Signed into law on March 18, 2013, Virginia Code § 40.1-28.7:4 provides additional safeguards against the dissemination of personal information of employees to third-parties. Specifically, the statute provides that “[a]n employer shall not, unless an exemption . . . applies, be required to release, communicate, or distribute to a third party any current or former employee’s personal identifying information.” “Personal identifying information” is defined to include “the following items of information about a current or former employee: home telephone number, mobile telephone number, email address, shift times, or work schedule.”
There are four express exemptions in the statute. Specifically, the statute does not “apply to a release, communication, or distribution of personal identifying information that is:

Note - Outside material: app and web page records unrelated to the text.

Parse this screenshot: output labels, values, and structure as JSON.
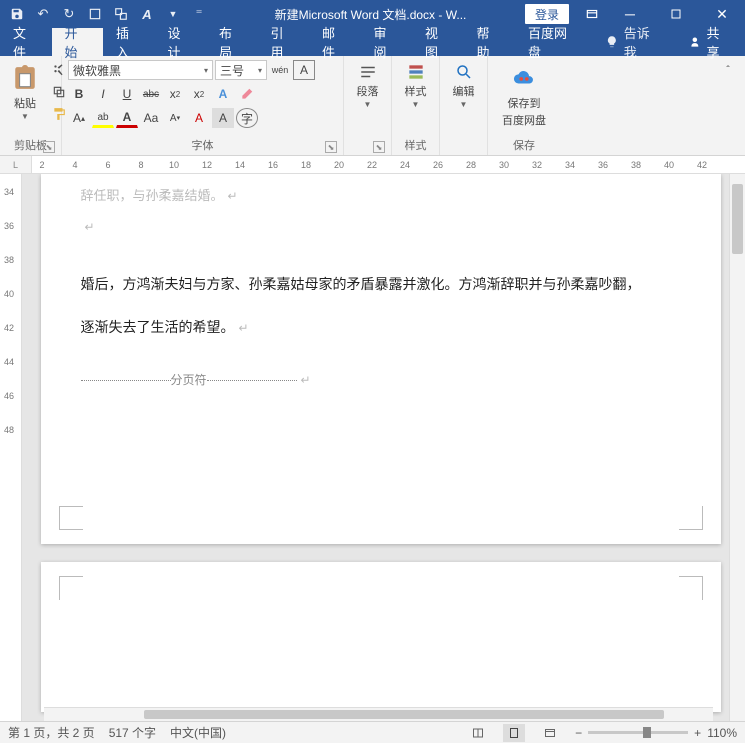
{
  "titlebar": {
    "title": "新建Microsoft Word 文档.docx - W...",
    "login": "登录"
  },
  "qat": {
    "save": "💾",
    "undo": "↶",
    "redo": "↷"
  },
  "tabs": {
    "file": "文件",
    "home": "开始",
    "insert": "插入",
    "design": "设计",
    "layout": "布局",
    "references": "引用",
    "mail": "邮件",
    "review": "审阅",
    "view": "视图",
    "help": "帮助",
    "baidu": "百度网盘",
    "tell": "告诉我",
    "share": "共享"
  },
  "ribbon": {
    "clipboard": {
      "label": "剪贴板",
      "paste": "粘贴"
    },
    "font": {
      "label": "字体",
      "name": "微软雅黑",
      "size": "三号",
      "bold": "B",
      "italic": "I",
      "underline": "U",
      "strike": "abc",
      "sub": "x₂",
      "sup": "x²",
      "clear": "A",
      "phonetic": "wén",
      "charborder": "A"
    },
    "para": {
      "label": "段落",
      "btn": "段落"
    },
    "styles": {
      "label": "样式",
      "btn": "样式"
    },
    "editing": {
      "btn": "编辑"
    },
    "save": {
      "label": "保存",
      "btn1": "保存到",
      "btn2": "百度网盘"
    }
  },
  "ruler": {
    "marks": [
      2,
      4,
      6,
      8,
      10,
      12,
      14,
      16,
      18,
      20,
      22,
      24,
      26,
      28,
      30,
      32,
      34,
      36,
      38,
      40,
      42
    ]
  },
  "vruler": {
    "marks": [
      34,
      36,
      38,
      40,
      42,
      44,
      46,
      48
    ]
  },
  "doc": {
    "line0": "辞任职，与孙柔嘉结婚。",
    "line1": "婚后，方鸿渐夫妇与方家、孙柔嘉姑母家的矛盾暴露并激化。方鸿渐辞职并与孙柔嘉吵翻，",
    "line2": "逐渐失去了生活的希望。",
    "pagebreak": "分页符"
  },
  "status": {
    "page": "第 1 页，共 2 页",
    "words": "517 个字",
    "lang": "中文(中国)",
    "zoom": "110%"
  }
}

- Required pursuant to any applicable provision of federal law that preempts the provisions of this section or of state law that requires an employer to release, communicate, or distribute personal identifying information;
- Ordered by a court of competent jurisdiction;
- Required pursuant to a warrant issued by a judicial officer; or
- Required by a subpoena issued in a pending civil or criminal case, or by discovery in a civil case.”
Importantly, the statute is not an express prohibition against an employer’s disclosure of personal identifying information of its employees. By using the language “shall not … be required to release,” the statute gives an employer a safe harbor against releasing such information to someone that is requesting it (including, for example, a former employee that requests his or her own information to initiate litigation against the former employer). However, employers who choose to voluntarily disclose personal identifying information of current or former employees do so at their own risk, as such practices may be prohibited under other state or federal laws and regulations. It is recommended, therefore, that companies operating in Virginia be sure to review current employee manuals, privacy practices and human resource policies to ensure that personal identifying information of employees is not being disclosed to third-parties save for in instances set out in the exemptions identified above.